Why don’t Jewish kids know as much about the Middle East as the BDS crowd? The answer starts and finishes with the appalling failure of Jewish education.
Large numbers of Jewish kids get no Jewish education at all, let alone one that will arm them with the facts about the conflict between Israel and the Palestinians. Yet the truth is that those who do get some kind of Jewish education often don’t wind up knowing much about Israel either.
Given the limited time they get with their students, even the best synagogue schools are hard-pressed to give youngsters the religious knowledge and Hebrew skills needed to pull off a bar or bat mitzvah. An in-depth look at the Jewish state is usually beyond their means. Sadly, the same is often true for many day schools, which, in theory, ought to have the time to teach Jewish history and Zionism, as well as dive deeply into contemporary Israel’s challenges. Nevertheless, sometimes they wind up giving all that short shrift.
One of the greatest achievements of American Jewry in the last 20 years was the creation of Birthright Israel, the program that takes college-age students (as well as young adults in their later 20s) on trips to Israel. As much as Birthright has had a positive impact, if we wait until kids get to college to teach them about Israel, we’re going to lose most of them. Jewish schools of every variety need to begin making the centrality of Israel a bigger part of Jewish education.
It’s also true that teaching about Israel should take into account the complex nature of the conflict with the Palestinians. It’s OK to acknowledge that Israel isn’t perfect, while still pointing out that it is the sole real democracy in the Middle East, and that Arab citizens there have rights denied to their counterparts in Arab majority nations.
But the problem goes deeper than that. Jewish kids grow up in an environment that tends to view all forms of nationalism as illegitimate and to regard the concept of a Jewish state as a form of racism. That makes them vulnerable to the lies of those who wish to destroy Israel.
Many on the left point to groups like AIPAC, blaming them for not being more critical of Israel. But the notion that BDS can be countered by advocates who spend as much time bashing the Jewish state as upholding the justice of its cause is as much of a myth as any tall tales about a perfect Israel. The problem isn’t that the pro-Israel side isn’t more reasonable. It’s that countering the lies requires a willingness to stand out in a campus world where doing so isn’t going to win you many friends (and in some cases could even affect your academic standing).

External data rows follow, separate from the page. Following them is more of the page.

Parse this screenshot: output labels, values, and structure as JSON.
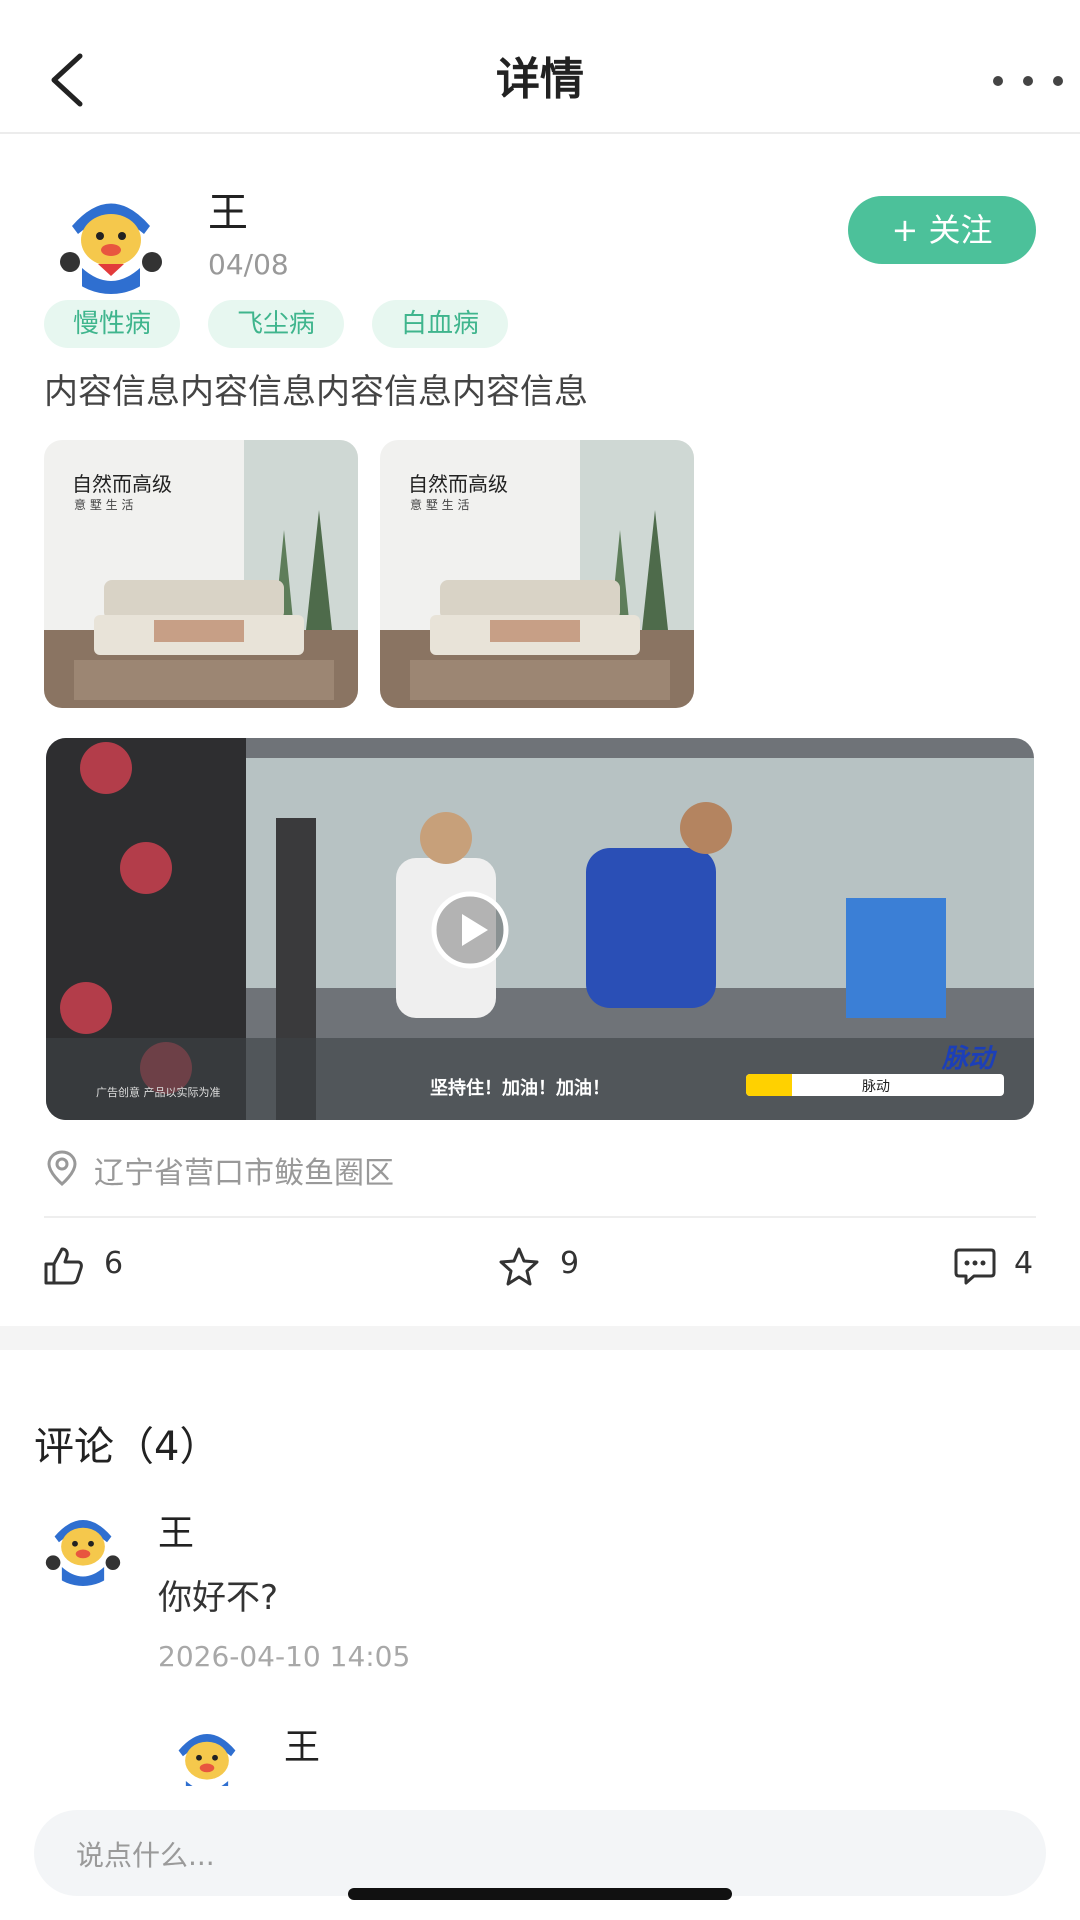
{
  "header": {
    "title": "详情"
  },
  "post": {
    "author": "王",
    "date": "04/08",
    "follow_label": "+ 关注",
    "tags": [
      "慢性病",
      "飞尘病",
      "白血病"
    ],
    "content": "内容信息内容信息内容信息内容信息",
    "images": [
      {
        "headline": "自然而高级",
        "sub": "意 墅 生 活"
      },
      {
        "headline": "自然而高级",
        "sub": "意 墅 生 活"
      }
    ],
    "video": {
      "caption": "坚持住！加油！加油！",
      "small_text": "广告创意 产品以实际为准",
      "search_text": "脉动",
      "brand": "脉动"
    },
    "location": "辽宁省营口市鲅鱼圈区",
    "stats": {
      "likes": "6",
      "favorites": "9",
      "comments": "4"
    }
  },
  "comments": {
    "title": "评论（4）",
    "items": [
      {
        "name": "王",
        "text": "你好不?",
        "time": "2026-04-10 14:05"
      },
      {
        "name": "王"
      }
    ]
  },
  "input": {
    "placeholder": "说点什么..."
  },
  "colors": {
    "accent": "#4cc19a",
    "tag_bg": "#e7f7f0",
    "tag_text": "#3fb58d"
  }
}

No matter how educated college students are about the Middle East or how nuanced their views of the conflict or Israel’s flaws, resisting BDS also requires a willingness to do something that is hard for anyone: standing up to the political fashion of the day and being willing sometimes to be an embattled minority.
Calling out anti-Semites on campus is the kind of a task that won’t win anyone a popularity contest. But when confronted by groups like Students for Justice in Palestine and Jewish Voices for Peace, which trade in lies about Israel and engage in anti-Semitic arguments that delegitimize Jewish rights, that’s exactly what is needed. Yet before we can expect Jewish kids to muster the courage to fight back, the Jewish community must do a better job in preparing them for the challenge. Until that happens, more debacles like the one at Barnard are almost certain to follow.
By Jonathan Tobin/JNS